The menopause is a natural part of ageing that usually occurs in women between 45 and 55 years of age. The woman stops having periods and her ovaries lose their reproductive function. It is a change in hormones that stimulates the process.
Specifically, it is a reduction of estrogen levels in the body that causes it to behave differently. This is combined with a decrease in the number of eggs in the ovaries and a diminishing ability to conceive.
To offer guidance and understanding in this area, and to support with the symptoms related to the menopause, we’ve provided the below guide.
What are the symptoms around menopause?
It isn’t always straightforward to determine whether or not someone has started the menopause. However, there are a list of symptoms that typically mark the start of the biological process:
- Hot flashes – sudden feelings of heat that spread through the body, possibly accompanied by sweating and heart palpitations.
- Night sweats – when you sweat excessively through nightwear and bedding, regardless of room temperature.
- Vaginal dryness – soreness and discomfort around the vagina caused by a change in the amount of vaginal discharge or fluid.
- Insomnia – difficulty sleeping and finding yourself awake at multiple times throughout the night.
- Low mood or depression – intense sadness or anxiousness.
- Loss of libido – a lack of desire for sexual activity.
- Clouded mind – difficulty concentrating and remembering things.
- Thinning hair – extreme changes in hormone levels has been known to cause some women to experience hair loss.
These symptoms usually start a few months or even years before your periods stop. For some women, these symptoms can persist after the change – referred to as the ‘perimenopause’.
Consulting your doctor if you believe you have entered this phase allows them to provide more clarity on symptoms and their connection to the change in your body.
When does menopause start?
As mentioned above, the average age for the menopause to start is between 45 and 55. However, for some women, the process can occur much sooner. Approximately 1 in every 1,000 women between the ages of 15 and 29 and 1 in every 100 women between the ages of 30 and 39 are affected by premature ovarian failure.
Essentially this means that some younger women are starting the process earlier and losing their ability to have children naturally – long before the national average of 51. A woman affected by premature ovarian failure, or premature menopause, may still have follicles to support and release eggs, but a depletion or dysfunction causes periods to become irregular.
Usually, the cause of the early menopause is not determined. However, there are a number of conditions which are linked to premature ovarian failure. These include but are not limited to:
- Autoimmune disorder – a condition where your immune system confuses the harmful cells in your body and attacks healthy cells.
- Hysterectomy – the removal of both ovaries.
- As a result of radiation or chemotherapy – form of treatment used to combat cancer cells.
- Thyroid dysfunction – a gland that influences metabolic processes, producing too little or too many hormones.
- Turner syndrome – a disorder in 1 of every 2,000 baby girls resulting in one normal X sex chromosome, not two.
- Viral infection – harmful viruses in the body that can attack healthy cells.
The vast majority of women will notice their first sign of menopause in the pattern of their periods.

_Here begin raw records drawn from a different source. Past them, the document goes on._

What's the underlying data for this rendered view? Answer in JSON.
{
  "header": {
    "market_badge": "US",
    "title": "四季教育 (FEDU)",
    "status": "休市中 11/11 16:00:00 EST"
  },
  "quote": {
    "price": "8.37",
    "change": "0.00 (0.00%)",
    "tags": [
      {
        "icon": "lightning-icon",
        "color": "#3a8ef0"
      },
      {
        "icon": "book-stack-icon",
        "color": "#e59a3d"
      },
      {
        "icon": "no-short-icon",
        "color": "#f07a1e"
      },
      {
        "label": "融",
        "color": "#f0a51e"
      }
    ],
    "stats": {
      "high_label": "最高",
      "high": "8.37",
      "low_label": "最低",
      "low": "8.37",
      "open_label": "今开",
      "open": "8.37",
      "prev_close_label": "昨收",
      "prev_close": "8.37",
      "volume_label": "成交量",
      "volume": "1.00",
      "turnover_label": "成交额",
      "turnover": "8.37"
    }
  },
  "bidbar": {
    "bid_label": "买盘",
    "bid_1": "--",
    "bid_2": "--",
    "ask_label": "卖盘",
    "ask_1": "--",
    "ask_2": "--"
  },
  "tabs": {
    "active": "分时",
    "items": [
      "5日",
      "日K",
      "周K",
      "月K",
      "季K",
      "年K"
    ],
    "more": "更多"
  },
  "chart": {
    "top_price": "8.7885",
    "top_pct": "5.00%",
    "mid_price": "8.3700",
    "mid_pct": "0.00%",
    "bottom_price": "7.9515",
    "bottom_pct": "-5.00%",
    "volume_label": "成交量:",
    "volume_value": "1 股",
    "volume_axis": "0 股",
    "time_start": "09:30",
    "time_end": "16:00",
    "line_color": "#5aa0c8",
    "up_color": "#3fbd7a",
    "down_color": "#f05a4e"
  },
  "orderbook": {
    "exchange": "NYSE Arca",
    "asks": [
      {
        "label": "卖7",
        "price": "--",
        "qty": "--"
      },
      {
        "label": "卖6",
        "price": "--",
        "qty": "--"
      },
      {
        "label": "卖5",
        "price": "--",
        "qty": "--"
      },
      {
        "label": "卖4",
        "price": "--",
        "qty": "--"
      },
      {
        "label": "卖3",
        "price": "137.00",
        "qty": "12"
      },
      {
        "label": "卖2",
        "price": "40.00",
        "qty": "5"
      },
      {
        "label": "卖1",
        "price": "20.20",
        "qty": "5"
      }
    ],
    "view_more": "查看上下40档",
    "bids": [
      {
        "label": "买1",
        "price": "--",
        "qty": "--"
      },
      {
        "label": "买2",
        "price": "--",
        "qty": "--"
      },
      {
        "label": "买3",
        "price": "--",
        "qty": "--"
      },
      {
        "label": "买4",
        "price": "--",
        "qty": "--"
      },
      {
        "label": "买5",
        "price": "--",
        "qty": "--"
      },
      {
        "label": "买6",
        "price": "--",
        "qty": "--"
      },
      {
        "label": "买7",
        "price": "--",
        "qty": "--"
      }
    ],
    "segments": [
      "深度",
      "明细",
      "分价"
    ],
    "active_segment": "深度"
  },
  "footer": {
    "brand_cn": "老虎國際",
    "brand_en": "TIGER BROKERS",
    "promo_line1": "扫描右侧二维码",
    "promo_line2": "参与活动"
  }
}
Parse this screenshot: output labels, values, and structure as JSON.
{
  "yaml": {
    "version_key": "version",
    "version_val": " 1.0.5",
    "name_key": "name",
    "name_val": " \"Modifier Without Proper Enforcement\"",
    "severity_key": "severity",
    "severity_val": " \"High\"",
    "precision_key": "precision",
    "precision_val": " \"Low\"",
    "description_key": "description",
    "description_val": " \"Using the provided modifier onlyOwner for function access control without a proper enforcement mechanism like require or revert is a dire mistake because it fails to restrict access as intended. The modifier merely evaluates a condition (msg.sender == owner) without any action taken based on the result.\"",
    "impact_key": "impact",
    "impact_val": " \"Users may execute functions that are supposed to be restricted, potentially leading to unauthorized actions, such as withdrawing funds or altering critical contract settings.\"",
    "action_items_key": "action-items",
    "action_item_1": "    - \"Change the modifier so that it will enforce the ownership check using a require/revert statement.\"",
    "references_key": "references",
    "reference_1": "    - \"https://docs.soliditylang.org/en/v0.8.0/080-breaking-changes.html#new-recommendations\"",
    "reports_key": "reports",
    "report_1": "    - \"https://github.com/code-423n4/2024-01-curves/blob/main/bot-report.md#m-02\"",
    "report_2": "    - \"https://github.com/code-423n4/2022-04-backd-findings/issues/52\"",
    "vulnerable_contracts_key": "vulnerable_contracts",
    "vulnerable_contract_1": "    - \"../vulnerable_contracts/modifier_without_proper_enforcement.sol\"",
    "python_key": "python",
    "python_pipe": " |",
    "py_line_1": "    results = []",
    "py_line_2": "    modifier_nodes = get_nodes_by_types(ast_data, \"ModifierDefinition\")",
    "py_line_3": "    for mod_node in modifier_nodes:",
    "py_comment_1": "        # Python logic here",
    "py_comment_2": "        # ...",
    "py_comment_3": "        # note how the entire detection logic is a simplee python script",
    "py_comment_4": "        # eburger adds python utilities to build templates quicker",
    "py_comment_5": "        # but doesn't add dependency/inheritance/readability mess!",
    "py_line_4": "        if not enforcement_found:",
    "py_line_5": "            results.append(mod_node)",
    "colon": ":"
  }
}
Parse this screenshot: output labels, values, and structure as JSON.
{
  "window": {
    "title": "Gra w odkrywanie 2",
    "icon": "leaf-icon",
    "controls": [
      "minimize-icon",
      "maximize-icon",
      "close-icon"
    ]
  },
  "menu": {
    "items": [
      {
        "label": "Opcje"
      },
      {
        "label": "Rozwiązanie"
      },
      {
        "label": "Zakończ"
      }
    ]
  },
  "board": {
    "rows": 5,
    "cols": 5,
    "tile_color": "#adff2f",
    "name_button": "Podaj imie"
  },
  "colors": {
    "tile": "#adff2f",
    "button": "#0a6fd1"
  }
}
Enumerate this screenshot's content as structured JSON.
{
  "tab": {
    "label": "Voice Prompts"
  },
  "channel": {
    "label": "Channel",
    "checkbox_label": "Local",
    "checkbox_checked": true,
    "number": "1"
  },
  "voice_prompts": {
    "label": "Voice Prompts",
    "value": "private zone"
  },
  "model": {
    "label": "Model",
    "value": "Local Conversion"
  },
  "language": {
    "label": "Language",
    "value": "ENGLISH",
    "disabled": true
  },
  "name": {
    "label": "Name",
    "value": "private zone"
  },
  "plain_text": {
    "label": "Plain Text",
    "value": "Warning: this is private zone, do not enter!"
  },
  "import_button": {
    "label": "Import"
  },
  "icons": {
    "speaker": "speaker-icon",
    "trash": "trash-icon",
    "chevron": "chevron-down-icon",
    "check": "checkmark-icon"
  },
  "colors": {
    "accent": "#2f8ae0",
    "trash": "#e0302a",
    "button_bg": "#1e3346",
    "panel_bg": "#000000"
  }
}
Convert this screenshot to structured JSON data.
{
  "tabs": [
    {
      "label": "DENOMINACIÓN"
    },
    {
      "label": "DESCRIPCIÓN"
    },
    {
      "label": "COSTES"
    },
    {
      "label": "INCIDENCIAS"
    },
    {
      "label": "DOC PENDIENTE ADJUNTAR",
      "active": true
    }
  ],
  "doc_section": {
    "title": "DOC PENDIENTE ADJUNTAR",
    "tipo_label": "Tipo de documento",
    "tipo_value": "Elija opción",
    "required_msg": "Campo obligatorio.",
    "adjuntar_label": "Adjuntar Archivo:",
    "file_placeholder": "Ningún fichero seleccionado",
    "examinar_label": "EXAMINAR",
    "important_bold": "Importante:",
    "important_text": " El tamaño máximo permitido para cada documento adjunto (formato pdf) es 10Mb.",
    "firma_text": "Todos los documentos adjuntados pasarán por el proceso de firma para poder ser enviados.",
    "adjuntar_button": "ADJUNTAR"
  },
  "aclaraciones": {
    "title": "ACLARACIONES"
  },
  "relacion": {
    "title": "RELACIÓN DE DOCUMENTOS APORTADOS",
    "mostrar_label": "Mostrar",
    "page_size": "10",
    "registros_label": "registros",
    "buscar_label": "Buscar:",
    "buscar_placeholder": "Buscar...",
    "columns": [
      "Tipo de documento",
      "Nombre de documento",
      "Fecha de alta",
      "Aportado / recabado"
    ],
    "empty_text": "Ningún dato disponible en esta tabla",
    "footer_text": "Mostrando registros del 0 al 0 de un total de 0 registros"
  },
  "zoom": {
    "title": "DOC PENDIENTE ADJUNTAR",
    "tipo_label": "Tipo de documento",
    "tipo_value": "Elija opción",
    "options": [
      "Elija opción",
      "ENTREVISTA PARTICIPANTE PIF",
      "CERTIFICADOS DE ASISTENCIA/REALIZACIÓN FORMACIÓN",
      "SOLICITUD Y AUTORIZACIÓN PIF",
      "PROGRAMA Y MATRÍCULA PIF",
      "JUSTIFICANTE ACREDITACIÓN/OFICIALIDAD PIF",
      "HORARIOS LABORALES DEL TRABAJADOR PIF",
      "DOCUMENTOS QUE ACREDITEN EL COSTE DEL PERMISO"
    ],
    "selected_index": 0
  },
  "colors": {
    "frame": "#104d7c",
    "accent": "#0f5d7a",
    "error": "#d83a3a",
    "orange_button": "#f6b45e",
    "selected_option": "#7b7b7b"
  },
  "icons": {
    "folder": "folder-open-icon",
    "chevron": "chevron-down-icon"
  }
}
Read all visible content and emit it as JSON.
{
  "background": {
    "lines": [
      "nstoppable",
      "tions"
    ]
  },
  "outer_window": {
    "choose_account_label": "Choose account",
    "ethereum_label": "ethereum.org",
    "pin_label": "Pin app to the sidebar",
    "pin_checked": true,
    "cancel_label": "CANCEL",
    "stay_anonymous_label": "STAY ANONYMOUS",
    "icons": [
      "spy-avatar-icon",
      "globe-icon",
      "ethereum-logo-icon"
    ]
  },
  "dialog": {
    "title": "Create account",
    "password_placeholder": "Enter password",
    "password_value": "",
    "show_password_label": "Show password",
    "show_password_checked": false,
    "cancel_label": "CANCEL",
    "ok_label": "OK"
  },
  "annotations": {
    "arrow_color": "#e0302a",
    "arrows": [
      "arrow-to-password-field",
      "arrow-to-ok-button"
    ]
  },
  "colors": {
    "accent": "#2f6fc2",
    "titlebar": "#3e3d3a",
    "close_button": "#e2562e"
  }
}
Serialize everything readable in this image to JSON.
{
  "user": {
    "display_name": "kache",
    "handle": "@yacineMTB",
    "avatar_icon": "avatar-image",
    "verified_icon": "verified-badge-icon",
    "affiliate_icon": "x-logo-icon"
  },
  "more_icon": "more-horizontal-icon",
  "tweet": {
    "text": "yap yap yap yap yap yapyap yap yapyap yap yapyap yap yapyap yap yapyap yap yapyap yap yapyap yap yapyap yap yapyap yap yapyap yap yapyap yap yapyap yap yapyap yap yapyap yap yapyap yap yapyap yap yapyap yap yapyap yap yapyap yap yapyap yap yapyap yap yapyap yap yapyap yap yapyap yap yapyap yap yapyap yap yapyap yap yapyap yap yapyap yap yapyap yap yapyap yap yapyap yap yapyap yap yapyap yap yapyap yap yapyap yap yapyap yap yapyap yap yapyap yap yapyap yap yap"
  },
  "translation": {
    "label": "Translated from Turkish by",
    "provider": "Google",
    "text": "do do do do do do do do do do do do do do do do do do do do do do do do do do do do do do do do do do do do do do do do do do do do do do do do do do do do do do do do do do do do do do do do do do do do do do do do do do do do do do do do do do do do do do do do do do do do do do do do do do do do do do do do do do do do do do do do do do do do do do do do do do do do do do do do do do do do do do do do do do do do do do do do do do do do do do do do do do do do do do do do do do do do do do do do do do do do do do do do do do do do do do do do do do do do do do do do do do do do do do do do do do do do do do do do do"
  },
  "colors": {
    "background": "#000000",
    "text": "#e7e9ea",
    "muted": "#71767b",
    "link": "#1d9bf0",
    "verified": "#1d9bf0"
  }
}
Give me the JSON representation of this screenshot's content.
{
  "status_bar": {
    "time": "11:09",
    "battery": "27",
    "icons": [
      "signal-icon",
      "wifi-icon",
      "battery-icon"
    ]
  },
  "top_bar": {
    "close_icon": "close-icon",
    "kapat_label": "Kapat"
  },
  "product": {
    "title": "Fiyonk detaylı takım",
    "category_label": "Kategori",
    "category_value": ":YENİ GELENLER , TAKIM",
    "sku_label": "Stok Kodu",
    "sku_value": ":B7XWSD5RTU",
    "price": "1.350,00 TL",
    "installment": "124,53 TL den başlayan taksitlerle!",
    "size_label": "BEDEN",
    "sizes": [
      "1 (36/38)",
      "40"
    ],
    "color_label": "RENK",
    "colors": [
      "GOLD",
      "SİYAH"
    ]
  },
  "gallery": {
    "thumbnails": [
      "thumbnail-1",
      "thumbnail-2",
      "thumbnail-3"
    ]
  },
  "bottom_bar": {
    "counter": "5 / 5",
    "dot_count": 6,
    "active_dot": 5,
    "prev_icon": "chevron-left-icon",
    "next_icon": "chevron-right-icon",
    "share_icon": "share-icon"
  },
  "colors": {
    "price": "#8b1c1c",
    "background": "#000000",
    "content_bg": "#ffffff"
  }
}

They may be unusually light or heavy and the frequency will begin to change. On average, these symptoms will then last around 4.5 years from your last period.
In fact, 8 in 10 women have symptoms before their last period, extending the total duration of menopause to 7.4 years.
Is there hormone treatment available?
There is no need for immediate medical treatment if you are experiencing the menopause at a natural time. However, a number of women choose to seek relief from ongoing symptoms and subsequent discomfort.
One of the most effective methods of treating menopause symptoms is estrogen medication. Premarin is one such form of estrogen medication prescribed by doctors. The solution comes in the form of tablets, injections or cream and is considered one of the most effective methods of relieving symptoms.
Unlike the other solutions, Premarin Vaginal Cream applies estrogen directly to the area, helping rebuild vaginal tissue and supporting your sexual routine. It also assists in urination if you are suffering from pain when using the bathroom.
Aside from this, other non-invasive forms of relief include:
- Hormone replacement therapy – helping to reduce night sweats, dryness and boost libido, but also prevent bone weakening – using a combination of both progesterone and estrogen, and occasionally testosterone.
- Anti-depressants – helping to ease the burning of hot flashes and the emotional imbalances created by the change.
Remember that, before you research any of the medical solutions above, you should consult your doctor. Speaking to a professional at the perimenopause stage allows them to recommend medication that aligns with the severity of your symptoms.
At Medix, our customer service representatives take the time to understand your symptoms and work with you to provide a tailored solution that gives you back control of your body. We can assist in the relief of all symptoms associated with the menopause, so speak to a member of the team today for a recommendation.